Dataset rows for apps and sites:
Segment Open

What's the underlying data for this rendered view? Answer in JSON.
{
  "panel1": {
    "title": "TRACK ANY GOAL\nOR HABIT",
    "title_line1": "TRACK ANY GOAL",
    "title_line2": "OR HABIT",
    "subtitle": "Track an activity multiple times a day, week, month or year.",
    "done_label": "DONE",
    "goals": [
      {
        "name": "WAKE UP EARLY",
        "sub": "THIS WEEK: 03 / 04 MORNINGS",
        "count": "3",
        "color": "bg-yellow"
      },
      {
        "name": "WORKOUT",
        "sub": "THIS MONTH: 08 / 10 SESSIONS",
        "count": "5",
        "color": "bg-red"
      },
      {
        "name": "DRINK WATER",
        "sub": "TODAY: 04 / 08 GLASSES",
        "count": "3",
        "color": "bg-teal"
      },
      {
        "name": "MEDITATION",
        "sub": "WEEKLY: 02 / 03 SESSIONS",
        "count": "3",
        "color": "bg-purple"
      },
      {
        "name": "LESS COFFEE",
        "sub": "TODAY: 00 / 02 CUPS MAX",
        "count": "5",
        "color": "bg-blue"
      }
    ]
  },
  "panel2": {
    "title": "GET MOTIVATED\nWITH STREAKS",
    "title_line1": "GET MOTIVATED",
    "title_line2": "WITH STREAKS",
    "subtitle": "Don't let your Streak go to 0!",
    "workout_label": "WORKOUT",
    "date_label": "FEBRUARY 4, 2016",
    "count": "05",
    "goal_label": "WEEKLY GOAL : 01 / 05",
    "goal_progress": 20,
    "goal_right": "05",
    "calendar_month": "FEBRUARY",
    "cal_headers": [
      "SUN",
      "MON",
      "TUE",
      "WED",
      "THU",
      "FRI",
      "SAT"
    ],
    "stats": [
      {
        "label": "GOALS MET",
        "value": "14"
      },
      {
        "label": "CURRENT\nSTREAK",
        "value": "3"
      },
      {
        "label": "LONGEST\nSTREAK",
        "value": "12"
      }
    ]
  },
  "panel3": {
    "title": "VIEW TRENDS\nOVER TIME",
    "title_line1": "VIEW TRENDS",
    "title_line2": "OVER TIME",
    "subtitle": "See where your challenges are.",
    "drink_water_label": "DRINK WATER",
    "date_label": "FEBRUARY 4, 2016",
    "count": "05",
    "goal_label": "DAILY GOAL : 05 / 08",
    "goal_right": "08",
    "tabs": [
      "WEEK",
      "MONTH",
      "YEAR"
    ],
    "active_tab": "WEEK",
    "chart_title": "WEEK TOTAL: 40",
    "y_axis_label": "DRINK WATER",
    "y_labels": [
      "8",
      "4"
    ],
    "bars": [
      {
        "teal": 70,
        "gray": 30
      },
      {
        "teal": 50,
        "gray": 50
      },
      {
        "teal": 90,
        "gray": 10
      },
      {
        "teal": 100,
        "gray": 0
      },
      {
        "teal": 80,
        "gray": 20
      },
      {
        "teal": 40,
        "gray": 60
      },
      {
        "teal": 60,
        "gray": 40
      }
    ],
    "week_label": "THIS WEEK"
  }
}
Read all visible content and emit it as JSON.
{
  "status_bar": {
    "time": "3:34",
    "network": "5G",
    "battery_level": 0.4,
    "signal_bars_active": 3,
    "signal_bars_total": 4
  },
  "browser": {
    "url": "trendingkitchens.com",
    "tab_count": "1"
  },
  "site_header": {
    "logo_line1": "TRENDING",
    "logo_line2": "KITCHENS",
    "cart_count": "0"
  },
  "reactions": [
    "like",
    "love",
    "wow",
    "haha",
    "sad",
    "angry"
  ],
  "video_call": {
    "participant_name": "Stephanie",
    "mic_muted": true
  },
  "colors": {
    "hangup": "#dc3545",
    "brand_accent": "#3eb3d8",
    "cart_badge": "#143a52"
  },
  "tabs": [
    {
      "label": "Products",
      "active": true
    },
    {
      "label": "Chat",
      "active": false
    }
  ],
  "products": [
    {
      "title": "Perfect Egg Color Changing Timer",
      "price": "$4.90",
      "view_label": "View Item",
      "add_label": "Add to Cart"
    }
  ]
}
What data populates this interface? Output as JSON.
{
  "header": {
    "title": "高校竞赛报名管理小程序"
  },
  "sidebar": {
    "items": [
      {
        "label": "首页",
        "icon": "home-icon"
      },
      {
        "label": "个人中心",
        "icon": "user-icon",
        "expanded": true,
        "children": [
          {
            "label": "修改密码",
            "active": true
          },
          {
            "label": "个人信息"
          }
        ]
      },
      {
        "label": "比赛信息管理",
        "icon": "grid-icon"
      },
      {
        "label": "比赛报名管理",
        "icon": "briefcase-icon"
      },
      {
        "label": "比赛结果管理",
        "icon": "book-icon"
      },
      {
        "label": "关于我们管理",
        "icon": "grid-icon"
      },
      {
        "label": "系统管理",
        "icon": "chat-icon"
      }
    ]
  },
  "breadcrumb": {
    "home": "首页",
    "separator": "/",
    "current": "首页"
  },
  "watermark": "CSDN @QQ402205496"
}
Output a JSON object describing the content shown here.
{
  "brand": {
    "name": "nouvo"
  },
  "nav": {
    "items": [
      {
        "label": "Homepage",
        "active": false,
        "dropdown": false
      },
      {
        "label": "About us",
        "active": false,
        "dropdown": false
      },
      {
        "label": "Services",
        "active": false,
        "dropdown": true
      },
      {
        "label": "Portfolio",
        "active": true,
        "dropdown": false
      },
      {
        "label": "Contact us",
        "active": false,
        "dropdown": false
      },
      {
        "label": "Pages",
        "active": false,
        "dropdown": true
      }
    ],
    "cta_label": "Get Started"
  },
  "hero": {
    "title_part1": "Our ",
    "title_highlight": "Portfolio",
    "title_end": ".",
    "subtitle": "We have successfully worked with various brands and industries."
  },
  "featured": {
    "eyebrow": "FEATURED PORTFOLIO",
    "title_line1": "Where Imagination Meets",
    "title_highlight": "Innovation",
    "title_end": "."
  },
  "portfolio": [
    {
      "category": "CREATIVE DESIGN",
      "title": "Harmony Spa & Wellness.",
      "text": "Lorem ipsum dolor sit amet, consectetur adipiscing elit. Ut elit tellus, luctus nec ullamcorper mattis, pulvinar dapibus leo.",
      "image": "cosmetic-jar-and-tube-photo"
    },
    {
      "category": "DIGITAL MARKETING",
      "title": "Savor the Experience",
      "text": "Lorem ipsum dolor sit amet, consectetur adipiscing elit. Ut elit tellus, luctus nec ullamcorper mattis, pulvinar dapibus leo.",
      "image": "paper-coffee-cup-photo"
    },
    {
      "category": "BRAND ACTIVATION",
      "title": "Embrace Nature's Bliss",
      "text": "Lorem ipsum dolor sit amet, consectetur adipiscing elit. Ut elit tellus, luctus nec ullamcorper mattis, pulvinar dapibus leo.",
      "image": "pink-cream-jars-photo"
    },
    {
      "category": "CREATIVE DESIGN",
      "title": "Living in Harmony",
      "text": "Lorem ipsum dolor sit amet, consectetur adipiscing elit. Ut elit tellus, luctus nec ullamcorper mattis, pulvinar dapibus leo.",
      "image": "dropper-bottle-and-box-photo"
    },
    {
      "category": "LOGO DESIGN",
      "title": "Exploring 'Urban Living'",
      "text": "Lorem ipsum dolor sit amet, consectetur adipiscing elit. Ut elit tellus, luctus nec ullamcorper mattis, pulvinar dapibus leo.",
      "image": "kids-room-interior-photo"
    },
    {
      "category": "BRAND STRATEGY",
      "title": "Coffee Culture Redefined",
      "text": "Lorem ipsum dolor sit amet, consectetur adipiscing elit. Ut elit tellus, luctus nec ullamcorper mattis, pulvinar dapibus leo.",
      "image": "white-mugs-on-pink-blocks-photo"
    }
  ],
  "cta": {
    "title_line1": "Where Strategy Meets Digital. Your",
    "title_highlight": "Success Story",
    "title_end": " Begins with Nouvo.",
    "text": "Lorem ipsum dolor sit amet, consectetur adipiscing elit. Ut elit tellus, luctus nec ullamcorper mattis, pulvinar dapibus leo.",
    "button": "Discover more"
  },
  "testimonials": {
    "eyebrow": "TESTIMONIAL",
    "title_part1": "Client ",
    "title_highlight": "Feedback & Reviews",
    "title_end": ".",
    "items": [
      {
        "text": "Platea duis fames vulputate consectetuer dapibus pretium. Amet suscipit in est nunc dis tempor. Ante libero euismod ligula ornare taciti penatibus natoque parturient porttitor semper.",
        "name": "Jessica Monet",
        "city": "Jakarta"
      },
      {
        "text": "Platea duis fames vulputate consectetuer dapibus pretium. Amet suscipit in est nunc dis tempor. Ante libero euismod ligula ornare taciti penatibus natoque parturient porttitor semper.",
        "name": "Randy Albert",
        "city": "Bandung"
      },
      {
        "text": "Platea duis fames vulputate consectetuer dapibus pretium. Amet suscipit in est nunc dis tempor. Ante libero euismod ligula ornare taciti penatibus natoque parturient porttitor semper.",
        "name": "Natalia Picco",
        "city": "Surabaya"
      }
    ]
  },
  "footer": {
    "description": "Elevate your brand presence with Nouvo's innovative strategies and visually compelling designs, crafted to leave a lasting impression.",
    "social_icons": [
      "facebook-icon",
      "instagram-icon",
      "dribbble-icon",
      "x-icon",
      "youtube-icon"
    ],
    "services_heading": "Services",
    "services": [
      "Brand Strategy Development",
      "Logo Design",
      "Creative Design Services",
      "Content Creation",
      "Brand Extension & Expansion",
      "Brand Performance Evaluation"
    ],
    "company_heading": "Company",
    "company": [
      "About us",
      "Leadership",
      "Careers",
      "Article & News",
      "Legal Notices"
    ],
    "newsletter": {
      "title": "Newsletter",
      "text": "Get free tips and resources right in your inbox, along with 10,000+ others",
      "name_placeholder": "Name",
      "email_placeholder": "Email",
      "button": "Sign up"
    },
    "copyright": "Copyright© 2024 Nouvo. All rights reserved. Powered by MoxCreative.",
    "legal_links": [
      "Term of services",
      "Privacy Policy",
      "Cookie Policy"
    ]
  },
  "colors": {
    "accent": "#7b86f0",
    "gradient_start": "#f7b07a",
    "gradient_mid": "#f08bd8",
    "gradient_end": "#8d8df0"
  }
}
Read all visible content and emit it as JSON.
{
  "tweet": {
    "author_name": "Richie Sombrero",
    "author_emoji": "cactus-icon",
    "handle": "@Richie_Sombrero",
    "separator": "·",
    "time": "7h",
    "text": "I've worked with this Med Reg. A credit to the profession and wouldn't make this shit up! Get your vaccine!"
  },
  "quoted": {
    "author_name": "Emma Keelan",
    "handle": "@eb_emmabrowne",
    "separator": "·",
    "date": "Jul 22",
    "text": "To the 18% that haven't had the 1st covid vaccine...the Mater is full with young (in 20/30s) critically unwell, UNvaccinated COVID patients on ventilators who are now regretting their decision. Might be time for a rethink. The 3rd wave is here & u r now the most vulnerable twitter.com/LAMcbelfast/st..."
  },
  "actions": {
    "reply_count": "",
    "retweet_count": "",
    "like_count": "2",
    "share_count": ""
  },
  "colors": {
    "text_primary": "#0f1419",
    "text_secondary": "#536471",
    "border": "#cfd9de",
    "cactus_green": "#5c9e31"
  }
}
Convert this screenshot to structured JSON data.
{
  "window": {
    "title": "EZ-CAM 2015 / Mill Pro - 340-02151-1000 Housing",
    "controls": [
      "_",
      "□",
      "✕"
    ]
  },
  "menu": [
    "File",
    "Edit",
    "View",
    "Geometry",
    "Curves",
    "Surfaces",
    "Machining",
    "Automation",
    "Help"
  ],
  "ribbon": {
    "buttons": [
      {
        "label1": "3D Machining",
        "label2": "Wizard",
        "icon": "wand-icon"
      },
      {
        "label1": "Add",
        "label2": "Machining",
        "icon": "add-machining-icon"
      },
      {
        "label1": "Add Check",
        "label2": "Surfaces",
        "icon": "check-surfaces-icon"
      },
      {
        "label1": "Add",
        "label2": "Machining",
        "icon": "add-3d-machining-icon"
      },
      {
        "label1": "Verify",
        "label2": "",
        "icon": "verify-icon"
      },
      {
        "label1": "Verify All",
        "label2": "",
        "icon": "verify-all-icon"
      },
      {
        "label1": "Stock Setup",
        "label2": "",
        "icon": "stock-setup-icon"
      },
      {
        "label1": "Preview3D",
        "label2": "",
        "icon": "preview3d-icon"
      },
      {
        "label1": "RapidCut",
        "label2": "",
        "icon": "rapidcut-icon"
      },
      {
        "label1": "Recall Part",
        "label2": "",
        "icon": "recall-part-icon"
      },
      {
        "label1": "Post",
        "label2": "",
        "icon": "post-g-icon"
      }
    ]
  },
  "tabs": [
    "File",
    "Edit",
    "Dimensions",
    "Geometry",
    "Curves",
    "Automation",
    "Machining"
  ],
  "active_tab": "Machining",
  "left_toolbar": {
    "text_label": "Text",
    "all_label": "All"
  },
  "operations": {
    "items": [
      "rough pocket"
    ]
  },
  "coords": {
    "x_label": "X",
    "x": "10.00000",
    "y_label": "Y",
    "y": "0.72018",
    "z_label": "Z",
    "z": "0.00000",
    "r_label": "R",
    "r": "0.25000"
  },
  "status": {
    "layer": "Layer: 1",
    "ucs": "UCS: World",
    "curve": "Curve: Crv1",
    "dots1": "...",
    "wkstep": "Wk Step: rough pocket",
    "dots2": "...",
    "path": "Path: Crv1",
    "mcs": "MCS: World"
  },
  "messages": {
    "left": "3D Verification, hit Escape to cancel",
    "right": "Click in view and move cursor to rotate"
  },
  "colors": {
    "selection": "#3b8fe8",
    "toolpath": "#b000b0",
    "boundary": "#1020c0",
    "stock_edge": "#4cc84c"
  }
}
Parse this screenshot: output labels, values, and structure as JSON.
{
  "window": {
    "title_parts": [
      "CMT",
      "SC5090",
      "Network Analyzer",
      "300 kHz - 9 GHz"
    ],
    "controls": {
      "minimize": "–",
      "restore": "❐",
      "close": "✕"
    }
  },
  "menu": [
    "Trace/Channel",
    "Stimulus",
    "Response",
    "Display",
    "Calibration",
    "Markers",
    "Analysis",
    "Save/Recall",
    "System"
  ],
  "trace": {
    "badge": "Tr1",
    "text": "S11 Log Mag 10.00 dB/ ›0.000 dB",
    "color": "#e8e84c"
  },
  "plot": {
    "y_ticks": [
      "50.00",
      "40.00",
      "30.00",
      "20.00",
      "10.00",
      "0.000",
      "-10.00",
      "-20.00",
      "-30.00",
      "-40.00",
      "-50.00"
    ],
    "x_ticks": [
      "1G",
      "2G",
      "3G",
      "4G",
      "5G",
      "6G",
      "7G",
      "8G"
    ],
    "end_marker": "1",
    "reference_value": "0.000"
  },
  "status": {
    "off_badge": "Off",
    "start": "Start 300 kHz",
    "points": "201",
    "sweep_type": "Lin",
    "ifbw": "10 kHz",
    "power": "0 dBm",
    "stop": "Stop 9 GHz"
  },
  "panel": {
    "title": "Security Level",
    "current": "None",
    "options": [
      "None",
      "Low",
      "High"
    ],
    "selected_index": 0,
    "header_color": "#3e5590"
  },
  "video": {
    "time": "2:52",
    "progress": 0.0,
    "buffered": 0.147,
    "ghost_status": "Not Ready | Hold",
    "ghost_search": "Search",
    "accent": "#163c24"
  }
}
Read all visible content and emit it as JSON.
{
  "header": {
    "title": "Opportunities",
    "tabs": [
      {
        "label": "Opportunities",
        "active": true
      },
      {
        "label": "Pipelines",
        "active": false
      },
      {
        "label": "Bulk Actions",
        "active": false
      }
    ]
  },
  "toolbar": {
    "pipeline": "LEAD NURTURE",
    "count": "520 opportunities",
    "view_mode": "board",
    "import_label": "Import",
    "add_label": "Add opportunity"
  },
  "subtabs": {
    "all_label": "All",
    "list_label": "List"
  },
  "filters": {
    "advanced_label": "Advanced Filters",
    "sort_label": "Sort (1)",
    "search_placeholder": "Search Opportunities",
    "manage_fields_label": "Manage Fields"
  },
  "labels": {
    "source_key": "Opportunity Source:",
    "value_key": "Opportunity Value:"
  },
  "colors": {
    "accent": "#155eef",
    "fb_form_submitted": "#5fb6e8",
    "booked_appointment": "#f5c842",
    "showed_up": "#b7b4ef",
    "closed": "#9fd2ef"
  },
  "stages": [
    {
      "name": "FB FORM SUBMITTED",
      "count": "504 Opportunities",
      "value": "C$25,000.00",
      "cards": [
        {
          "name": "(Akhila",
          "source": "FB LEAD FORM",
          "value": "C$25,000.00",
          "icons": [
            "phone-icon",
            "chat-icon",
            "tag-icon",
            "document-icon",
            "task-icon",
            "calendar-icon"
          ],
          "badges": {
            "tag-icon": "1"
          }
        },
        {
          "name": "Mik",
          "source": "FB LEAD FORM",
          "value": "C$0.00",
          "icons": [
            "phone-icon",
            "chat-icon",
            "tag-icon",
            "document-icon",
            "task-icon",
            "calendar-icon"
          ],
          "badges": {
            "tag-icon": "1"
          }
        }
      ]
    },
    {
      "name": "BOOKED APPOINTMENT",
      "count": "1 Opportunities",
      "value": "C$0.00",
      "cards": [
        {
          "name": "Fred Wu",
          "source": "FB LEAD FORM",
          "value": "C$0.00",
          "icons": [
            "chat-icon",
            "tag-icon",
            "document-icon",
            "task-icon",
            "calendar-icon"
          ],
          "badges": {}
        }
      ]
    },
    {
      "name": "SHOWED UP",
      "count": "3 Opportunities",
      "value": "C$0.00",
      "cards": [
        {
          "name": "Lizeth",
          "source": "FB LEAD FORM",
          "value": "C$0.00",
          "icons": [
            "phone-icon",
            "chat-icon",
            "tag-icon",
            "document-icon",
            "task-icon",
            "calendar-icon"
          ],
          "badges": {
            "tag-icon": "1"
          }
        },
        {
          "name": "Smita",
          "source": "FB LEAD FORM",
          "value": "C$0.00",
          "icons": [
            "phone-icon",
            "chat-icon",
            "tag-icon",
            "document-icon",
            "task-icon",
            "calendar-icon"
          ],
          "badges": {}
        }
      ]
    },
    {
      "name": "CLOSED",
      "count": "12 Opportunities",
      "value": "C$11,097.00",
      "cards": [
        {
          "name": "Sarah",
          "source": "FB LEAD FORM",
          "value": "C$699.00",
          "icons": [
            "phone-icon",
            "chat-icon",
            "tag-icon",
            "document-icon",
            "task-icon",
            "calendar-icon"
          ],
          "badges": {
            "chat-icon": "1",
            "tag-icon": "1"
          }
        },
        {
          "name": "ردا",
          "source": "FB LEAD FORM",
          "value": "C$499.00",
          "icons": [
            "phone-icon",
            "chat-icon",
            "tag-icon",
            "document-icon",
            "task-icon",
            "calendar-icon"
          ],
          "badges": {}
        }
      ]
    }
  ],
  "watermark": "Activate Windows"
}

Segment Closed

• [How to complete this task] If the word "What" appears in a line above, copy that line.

• [Your solution]
What's the underlying data for this rendered view? Answer in JSON.
What data populates this interface? Output as JSON.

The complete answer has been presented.